-- TASK INSTRUCTIONS --
Go through the records below and copy out every line holding "Komputer".

Excerpts from an interface dataset
++++

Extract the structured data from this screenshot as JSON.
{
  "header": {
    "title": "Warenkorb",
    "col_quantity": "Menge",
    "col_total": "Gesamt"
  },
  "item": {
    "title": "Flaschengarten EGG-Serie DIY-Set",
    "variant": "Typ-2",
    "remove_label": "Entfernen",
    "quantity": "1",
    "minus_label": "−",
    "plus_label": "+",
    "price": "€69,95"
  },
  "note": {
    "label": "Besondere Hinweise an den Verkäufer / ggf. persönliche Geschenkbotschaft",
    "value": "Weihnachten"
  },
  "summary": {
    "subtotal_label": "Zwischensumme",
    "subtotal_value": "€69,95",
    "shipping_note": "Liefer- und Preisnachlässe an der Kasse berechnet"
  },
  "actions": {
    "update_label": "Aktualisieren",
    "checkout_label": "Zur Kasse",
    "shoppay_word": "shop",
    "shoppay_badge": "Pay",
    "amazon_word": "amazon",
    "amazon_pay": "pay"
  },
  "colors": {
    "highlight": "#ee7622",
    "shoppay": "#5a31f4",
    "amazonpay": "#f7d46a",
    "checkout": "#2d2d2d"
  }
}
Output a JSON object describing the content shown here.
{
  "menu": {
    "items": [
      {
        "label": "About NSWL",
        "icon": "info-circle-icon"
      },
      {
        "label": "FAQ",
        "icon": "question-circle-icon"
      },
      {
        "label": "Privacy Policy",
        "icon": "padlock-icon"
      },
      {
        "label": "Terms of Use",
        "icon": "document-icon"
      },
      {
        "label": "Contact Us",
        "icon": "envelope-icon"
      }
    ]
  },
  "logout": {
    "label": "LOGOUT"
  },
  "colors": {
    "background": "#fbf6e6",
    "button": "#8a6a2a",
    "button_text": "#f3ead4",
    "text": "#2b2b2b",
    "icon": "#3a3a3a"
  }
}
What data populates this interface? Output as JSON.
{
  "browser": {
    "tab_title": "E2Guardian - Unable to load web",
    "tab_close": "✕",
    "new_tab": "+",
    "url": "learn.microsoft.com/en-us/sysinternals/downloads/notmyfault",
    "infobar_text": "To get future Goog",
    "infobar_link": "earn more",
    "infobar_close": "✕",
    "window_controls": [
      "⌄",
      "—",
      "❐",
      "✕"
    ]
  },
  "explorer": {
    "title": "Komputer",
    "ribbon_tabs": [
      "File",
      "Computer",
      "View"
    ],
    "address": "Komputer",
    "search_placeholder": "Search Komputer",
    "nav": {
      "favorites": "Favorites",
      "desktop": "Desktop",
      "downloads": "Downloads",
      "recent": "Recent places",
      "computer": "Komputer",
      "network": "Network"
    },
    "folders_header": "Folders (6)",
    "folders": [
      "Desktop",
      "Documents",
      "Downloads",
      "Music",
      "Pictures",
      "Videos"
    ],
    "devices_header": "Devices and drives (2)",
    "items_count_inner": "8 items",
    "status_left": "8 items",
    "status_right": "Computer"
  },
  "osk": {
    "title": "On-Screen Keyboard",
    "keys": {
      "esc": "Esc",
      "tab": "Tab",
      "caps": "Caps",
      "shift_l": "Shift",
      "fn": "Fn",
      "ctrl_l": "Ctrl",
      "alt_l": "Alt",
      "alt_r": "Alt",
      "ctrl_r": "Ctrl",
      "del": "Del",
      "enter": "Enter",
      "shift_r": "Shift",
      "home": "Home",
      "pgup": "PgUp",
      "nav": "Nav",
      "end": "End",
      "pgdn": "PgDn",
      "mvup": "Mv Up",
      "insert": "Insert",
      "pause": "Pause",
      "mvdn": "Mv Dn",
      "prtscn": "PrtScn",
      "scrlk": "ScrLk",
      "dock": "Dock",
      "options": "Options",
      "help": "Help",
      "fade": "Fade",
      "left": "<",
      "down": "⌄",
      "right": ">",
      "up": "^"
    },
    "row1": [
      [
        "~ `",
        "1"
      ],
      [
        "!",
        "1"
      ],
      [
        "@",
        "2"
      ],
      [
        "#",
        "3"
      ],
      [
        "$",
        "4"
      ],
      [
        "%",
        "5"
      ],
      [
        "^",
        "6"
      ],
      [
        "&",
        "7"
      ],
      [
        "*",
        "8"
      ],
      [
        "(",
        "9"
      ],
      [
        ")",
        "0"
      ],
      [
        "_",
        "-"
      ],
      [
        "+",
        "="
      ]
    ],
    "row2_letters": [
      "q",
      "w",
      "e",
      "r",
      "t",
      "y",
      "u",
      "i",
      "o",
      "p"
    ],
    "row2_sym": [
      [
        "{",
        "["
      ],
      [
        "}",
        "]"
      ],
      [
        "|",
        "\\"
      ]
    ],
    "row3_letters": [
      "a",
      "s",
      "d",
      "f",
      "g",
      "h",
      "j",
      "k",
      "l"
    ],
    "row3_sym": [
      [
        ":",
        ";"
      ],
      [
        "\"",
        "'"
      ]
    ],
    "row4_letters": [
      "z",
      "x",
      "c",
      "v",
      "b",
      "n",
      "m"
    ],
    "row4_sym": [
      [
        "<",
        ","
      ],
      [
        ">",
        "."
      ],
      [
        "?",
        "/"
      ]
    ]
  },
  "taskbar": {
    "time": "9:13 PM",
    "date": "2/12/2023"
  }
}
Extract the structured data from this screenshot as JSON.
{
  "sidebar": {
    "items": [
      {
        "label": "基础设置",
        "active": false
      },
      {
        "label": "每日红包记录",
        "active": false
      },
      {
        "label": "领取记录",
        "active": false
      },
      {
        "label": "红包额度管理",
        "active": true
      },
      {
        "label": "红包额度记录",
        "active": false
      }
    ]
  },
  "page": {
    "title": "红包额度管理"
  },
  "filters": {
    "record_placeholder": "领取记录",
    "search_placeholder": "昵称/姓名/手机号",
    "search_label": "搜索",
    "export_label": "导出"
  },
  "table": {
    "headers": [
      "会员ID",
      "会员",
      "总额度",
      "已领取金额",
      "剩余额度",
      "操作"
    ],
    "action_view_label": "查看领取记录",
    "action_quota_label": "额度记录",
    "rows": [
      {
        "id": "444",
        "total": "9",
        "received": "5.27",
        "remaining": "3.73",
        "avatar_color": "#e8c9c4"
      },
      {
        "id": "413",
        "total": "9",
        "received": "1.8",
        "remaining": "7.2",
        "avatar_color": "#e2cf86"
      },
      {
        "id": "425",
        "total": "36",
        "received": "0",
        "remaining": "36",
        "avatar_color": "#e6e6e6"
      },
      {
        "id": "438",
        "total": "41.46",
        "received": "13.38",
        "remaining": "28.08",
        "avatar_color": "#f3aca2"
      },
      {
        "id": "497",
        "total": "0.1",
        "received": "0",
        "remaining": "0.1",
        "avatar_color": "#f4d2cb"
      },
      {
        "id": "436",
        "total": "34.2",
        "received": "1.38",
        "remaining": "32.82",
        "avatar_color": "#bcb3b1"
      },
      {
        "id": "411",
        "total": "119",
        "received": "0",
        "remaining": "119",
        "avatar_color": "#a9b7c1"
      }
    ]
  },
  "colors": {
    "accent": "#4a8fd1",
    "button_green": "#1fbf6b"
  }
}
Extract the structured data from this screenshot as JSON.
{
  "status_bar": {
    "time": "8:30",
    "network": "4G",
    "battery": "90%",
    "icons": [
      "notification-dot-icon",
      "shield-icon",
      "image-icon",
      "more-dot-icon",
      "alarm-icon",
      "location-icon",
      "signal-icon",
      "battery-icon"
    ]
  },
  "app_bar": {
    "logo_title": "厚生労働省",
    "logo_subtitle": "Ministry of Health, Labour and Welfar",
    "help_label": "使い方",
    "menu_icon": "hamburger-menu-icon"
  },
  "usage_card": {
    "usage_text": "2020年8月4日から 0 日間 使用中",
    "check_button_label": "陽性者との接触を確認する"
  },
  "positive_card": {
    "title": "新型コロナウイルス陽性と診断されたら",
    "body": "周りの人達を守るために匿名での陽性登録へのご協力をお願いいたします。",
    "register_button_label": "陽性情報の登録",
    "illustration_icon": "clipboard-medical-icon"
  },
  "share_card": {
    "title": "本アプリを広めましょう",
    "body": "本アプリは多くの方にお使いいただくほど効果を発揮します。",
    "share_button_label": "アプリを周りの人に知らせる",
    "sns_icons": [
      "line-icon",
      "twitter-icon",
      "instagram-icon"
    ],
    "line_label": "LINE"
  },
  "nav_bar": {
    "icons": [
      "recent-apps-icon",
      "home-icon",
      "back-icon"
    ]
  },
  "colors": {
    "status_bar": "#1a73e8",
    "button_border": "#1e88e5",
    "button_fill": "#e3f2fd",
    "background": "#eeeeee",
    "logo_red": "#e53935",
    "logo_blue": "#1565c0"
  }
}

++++

-- OUTPUT --
    "title": "Komputer",
    "address": "Komputer",
    "search_placeholder": "Search Komputer",
      "computer": "Komputer",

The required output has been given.